Your pract_tioner will ask if any of your relatives or your baby's father or his relatives have had any chronic or serious diseases. Many health problems are at least partly hereditary, so knowing your family's medical history helps your healthcare provider watch for potential problems.
Do a genetic and birth defect history
She'll ask if you, the baby's father, or anyone else in the family has a chromosomal or genetic disorder or was born with a structural birth defect. She'll want to know about all the medications and nutritional supplements you've taken since your last period, about any exposures to potential toxins (bring a list of possible "suspects," especially if you live or work near toxic materials), and whether you've recently had any rashes, or viruses or other infections. If you're going to be 35 or older on your due date or you have other risk factors for genetic problems, your pract_tioner will talk to you about genetic counseling and genetic testing.
Check you out and run some tests
Your pract_tioner will give you a thorough physical, including a pelvic exam. She'll do a Pap smear (unless you've had one recently) to check for abnormal cells, including cervical cancer. She may also do a culture to check for chlamydia and gonorrhea.
Next, she'll order routine blood tests to identify your blood type and Rh status, and a blood count to check for anemia.

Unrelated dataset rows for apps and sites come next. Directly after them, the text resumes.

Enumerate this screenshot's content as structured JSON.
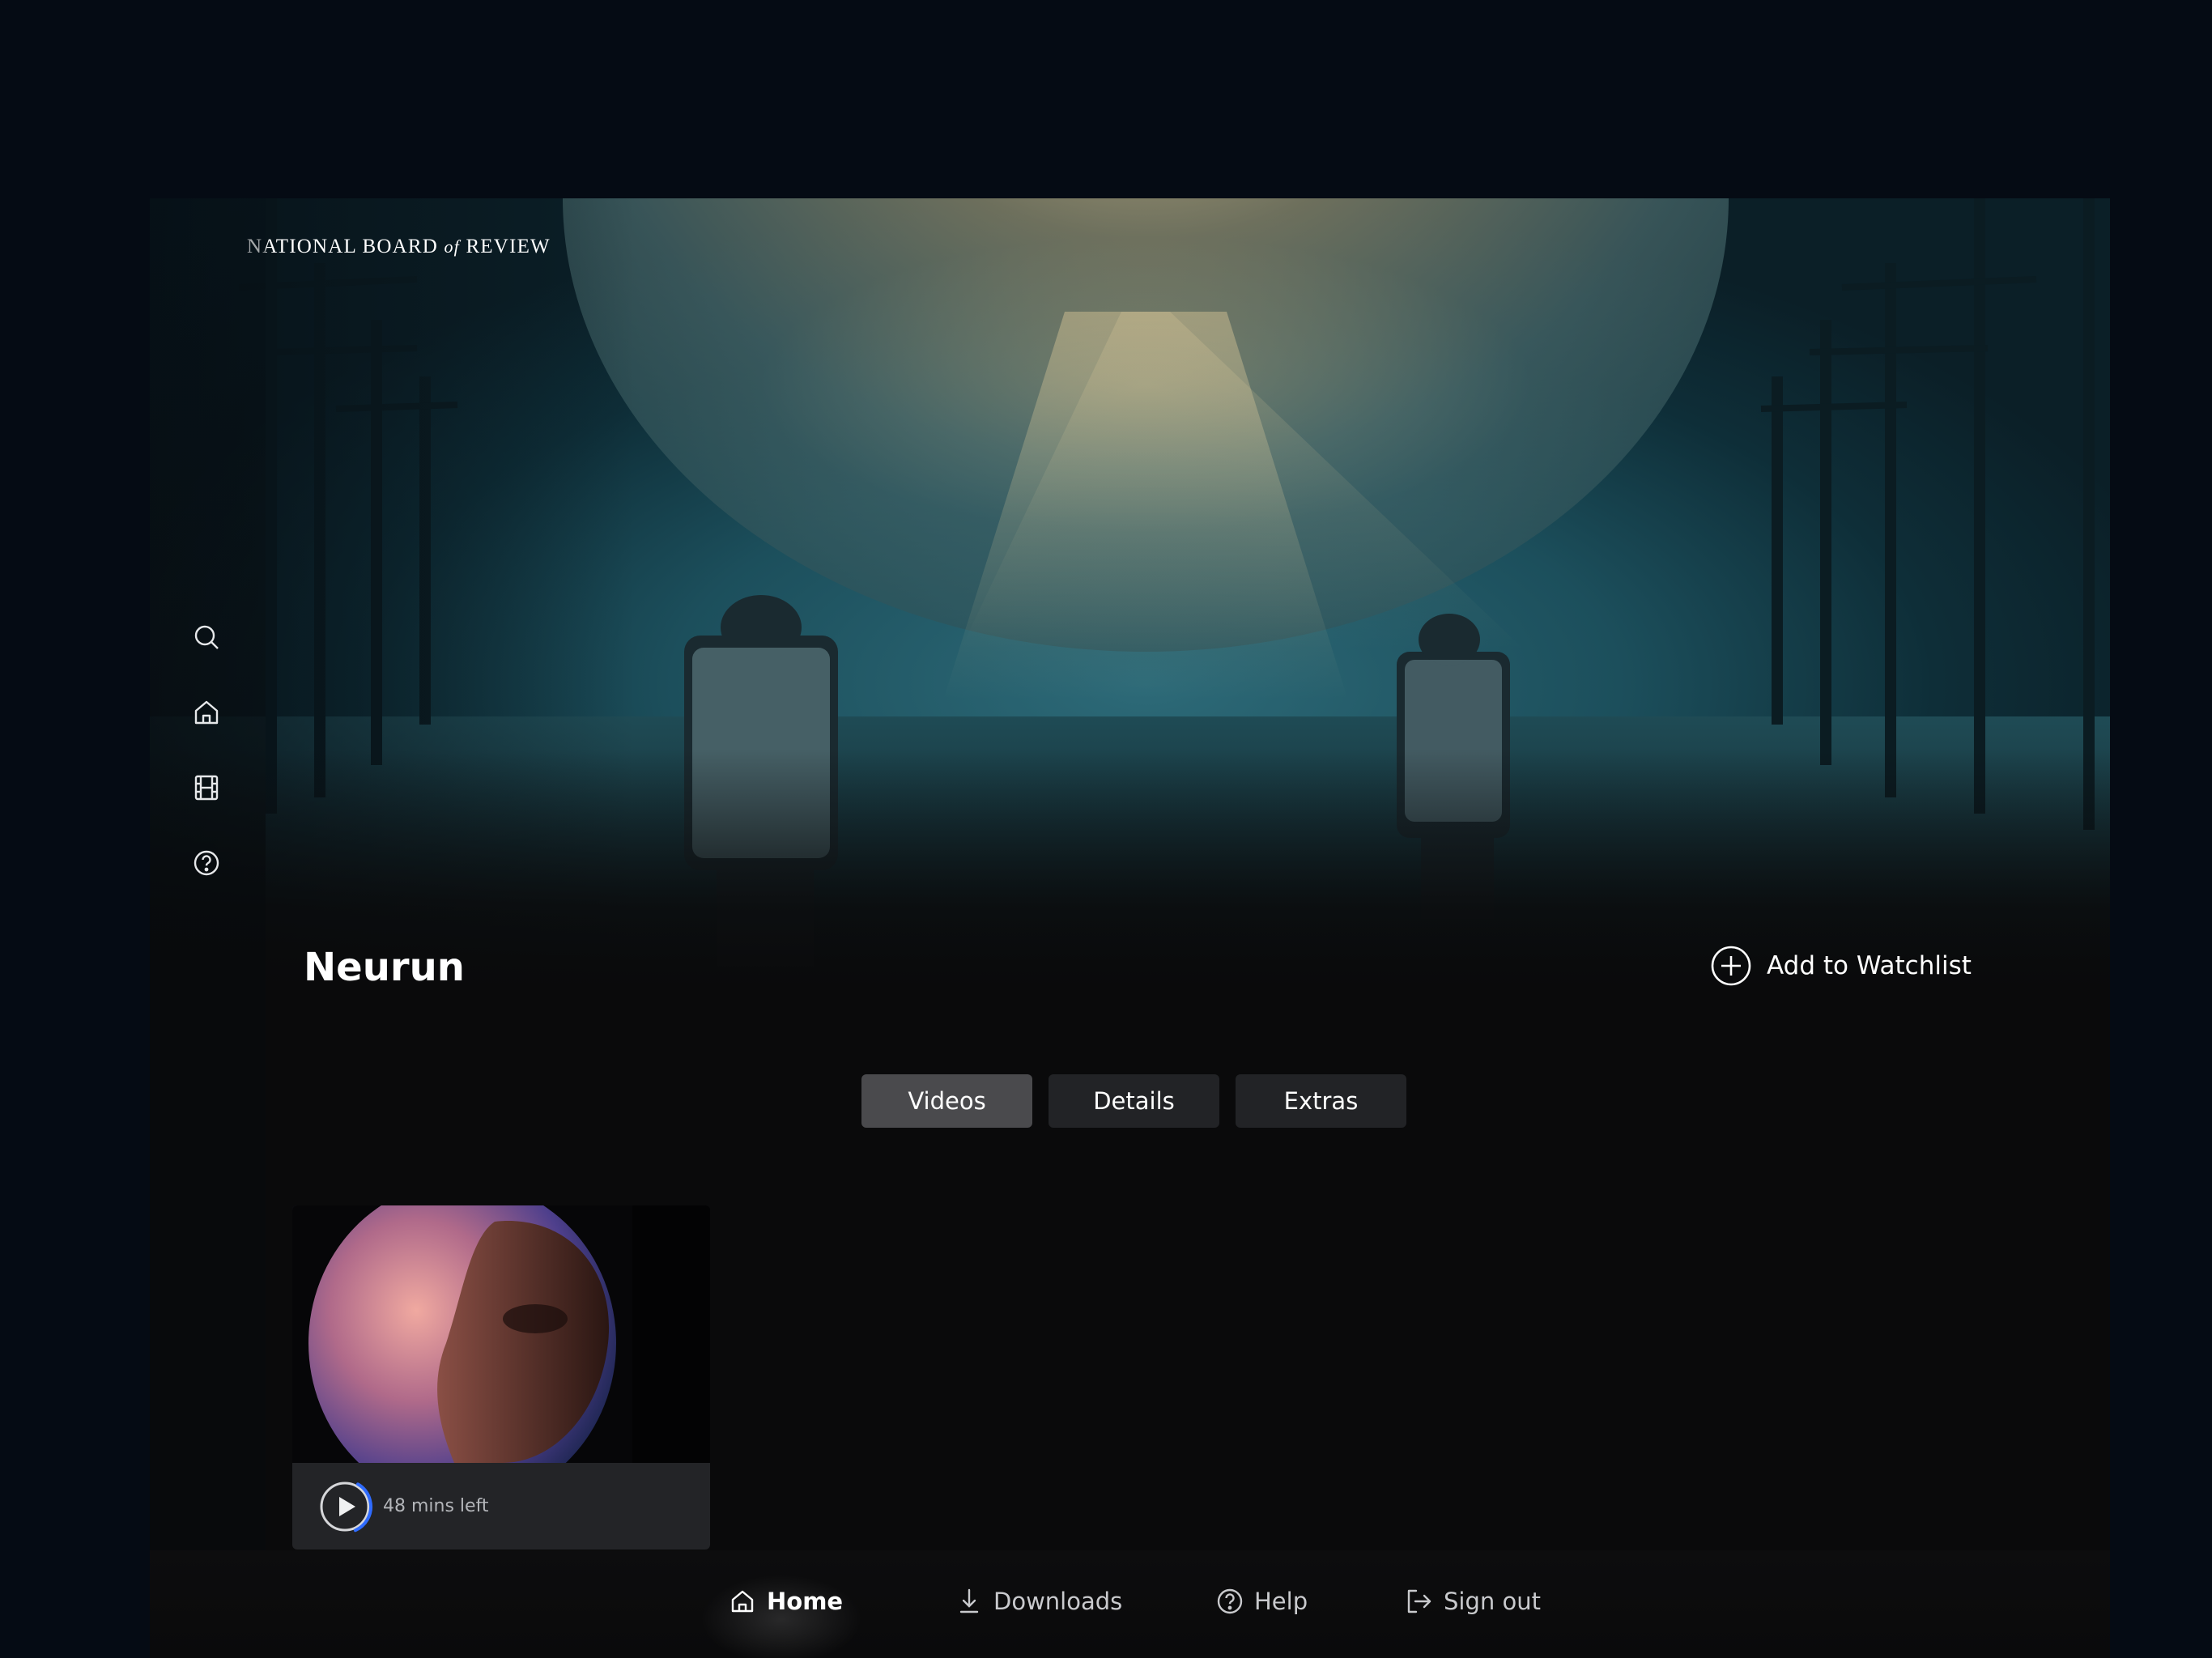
{
  "brand": {
    "logo_main": "NATIONAL BOARD",
    "logo_italic": "of",
    "logo_end": "REVIEW"
  },
  "sidebar": {
    "icons": [
      "search-icon",
      "home-icon",
      "film-icon",
      "help-icon"
    ]
  },
  "movie": {
    "title": "Neurun",
    "watchlist_label": "Add to Watchlist"
  },
  "tabs": [
    {
      "label": "Videos",
      "active": true
    },
    {
      "label": "Details",
      "active": false
    },
    {
      "label": "Extras",
      "active": false
    }
  ],
  "video_card": {
    "time_left": "48 mins left",
    "progress_fraction": 0.35
  },
  "bottom_nav": {
    "items": [
      {
        "label": "Home",
        "icon": "home-icon",
        "active": true
      },
      {
        "label": "Downloads",
        "icon": "download-icon",
        "active": false
      },
      {
        "label": "Help",
        "icon": "help-icon",
        "active": false
      },
      {
        "label": "Sign out",
        "icon": "sign-out-icon",
        "active": false
      }
    ]
  },
  "colors": {
    "background": "#050b14",
    "panel": "#0a0a0b",
    "tab_active": "#4a4a4d",
    "tab_inactive": "#222326",
    "progress_accent": "#2f6bff"
  }
}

She'll also have the lab test your blood for syphilis, hepat_tis B, and immunity to German measles (rubella), and offer to test for HIV. (If your pract_tioner doesn't offer you an HIV test, be sure to ask about it. Being treated for HIV during pregnancy can dramatically reduce your chances of pa__sing the infection to your baby.) In addition to taking blood, she'll ask for a urine sample to test for urinary tract infections and other conditions.
If you're at high risk for gestational diabetes, a glucose challenge test might be done at your first visit. In some cases, your provider will also do a skin test to see if you've been exposed to tuberculosis. And if you're not sure whether you've even had chicken pox (or been vaccinated against the virus), she'll order a blood test to check for immunity.
Counsel you and let you know what's coming
Before you leave, your caregiver should give you advice about eating well, foods to avoid, and what kind of weight gain to expect; describe the common discomforts of early pregnancy; talk about the benefits of getting a flu shot (if it's flu season); and warn you about symptoms that require immediate attention.
She'll also talk to you about the dangers of smoking, toxoplasmosis. She should ask you about domestic violence — whether you are or have ever been a victim of abuse.
Tell you about your options for prenatal testing.
Your pract_tioner may offer you genetic screening tests that can give you some information about your baby's risk of having certain chromosomal problems and other birth defects. During your first trimester, you may be offered a nuchal translucency screening (an ultrasound done at 10 to 12 weeks) or a first-trimester combined screening (an ultrasound and a blood test). Or you may decide to wait and have a multiple marker screening (a blood test done between 15 and 20 weeks).
If you'll be 35 or older on your due date or are otherwise at high risk for having a baby with genetic problems, you may be offered genetic diagnostic tests that can tell you for sure if your baby has Down syndrome and other problems. These include CVS, done between 10 and 13 weeks, and amniocentesis, done between 15 and 20 weeks.
Finally, depending on your ethnic background and medical history, you may have a blood test to see if your baby is at risk for sickle cell disease, Tay-Sachs disease, cystic fibrosis, thala__semia, and certain other genetic disorders.